The temple was fascinating and awe inspiring as they all have been, however the most memorable experience - in my mind – followed at dusk as we waited for the rest of the group to assemble prior to returning to the boat.
Egypt is now 90% Muslim, so you are never far away from a Mosque and the accompanying Minaret or tower from which followers are called to prayer five times a day. At about 5.00pm the not quite singing but not quite wailing started first from one tower, then another, then another. An incredibly powerful and intoxicating experience even for heathens like me and really does send shivers down your spine.
Dinner was as per usual followed by a belly dancer show which was good if you like that sort of thing.
Day 6
Another early alarm call – not that they need bother – you can here the sunrise call to prayer from the Minarets even on the boat, then first stop the Valley of the Kings, burial place of Tutankhamen amongst others. The burial chambers are incredible, the walls decorated with hieroglyphics and some still retaining their original colours from many thousands of years ago.
Over 60 former Kings of ancient Egypt are buried here.
Then it was off to another temple – in honour of a queen this time (no laughing at the back please!), one Queen Hatshepsut, however the best part of this was the news that they had managed to get Vic on an earlier flight back to Cairo. We were still on the late flight but they have arranged rooms for us and some people from the other coach) and have thrown in dinner as well, which we thought was very fair.
Lunch was back on board the boat then it was off to the Karnak temple for the final tour of the day. It's impossible to describe this amazing place, however if you have seen “Death on The Nile” or the Indiana Jones film then you would have recognised the large courtyard with 134 huge columns arranged in lines – absolutely stunning! However the temperature was climbing rapidly so we headed back to the air-con comfort of the coach!
Dinner later than we headed to the airport for the one hour flight to Cairo, finally crashing out in the Hilton at 1.30am! Thankfully its a later start tomorrow!
Day 7
A late start today! The bus didn't leave until 9.30am so plenty of time for a long hot shower then breakfast.
A long drive up to Alexandria today, stopping at an ancient monastery on the way. Then in maid afternoon we reached the city and our first glimpse of the sea since leaving home. Alexandria is Egypt’s gateway to the world being its main port on the Mediterranean. Founded by Alexandria the Great in 322 BC and is reputed to be the birthplace of Cleopatra.
Arrived in the town late afternoon and had a nice drive along the seafront to the hotel – which was fabulous – beautiful sea views from the balcony of a wonderful room. Once again though it’s expensive if you’re a drinker!
Meal at a nearby hotel then got talking to a lovely Indian family, now residing in Rhode Island, New York but having previously lived in London and Ireland.

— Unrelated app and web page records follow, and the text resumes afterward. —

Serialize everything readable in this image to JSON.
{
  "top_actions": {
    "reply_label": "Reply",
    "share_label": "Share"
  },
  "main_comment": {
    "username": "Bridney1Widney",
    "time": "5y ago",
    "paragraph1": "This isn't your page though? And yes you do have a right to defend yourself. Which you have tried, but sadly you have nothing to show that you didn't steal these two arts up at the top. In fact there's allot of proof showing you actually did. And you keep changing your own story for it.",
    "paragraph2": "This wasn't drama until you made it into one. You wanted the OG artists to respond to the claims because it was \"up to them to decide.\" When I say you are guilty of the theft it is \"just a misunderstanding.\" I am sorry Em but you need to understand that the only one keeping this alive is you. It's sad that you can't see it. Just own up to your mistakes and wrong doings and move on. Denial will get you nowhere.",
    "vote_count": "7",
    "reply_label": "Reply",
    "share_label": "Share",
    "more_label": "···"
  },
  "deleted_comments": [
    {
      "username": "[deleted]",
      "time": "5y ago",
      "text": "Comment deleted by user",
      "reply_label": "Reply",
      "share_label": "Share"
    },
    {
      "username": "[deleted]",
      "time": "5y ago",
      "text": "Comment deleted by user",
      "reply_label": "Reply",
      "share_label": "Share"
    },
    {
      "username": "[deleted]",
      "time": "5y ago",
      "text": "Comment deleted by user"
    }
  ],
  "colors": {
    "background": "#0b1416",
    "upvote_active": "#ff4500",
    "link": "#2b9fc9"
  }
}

The father was a cardiologist and the mother a GP, so there was plenty to discuss.
Day 8
Sightseeing around Alexandria this morning and the last proper day of our trip.
The first sight was a Mosque and was glad to be able to go inside and have a look around – after shoes off of course, and some protests from the women in the group who were not allowed in.
Next stop was the catacombs which took us through some of the rougher parts of town and was a real eye opener. Then onto the Roman Amphitheatre before finishing at the National Museum. Then it was time for the long journey back to Cairo and our final night.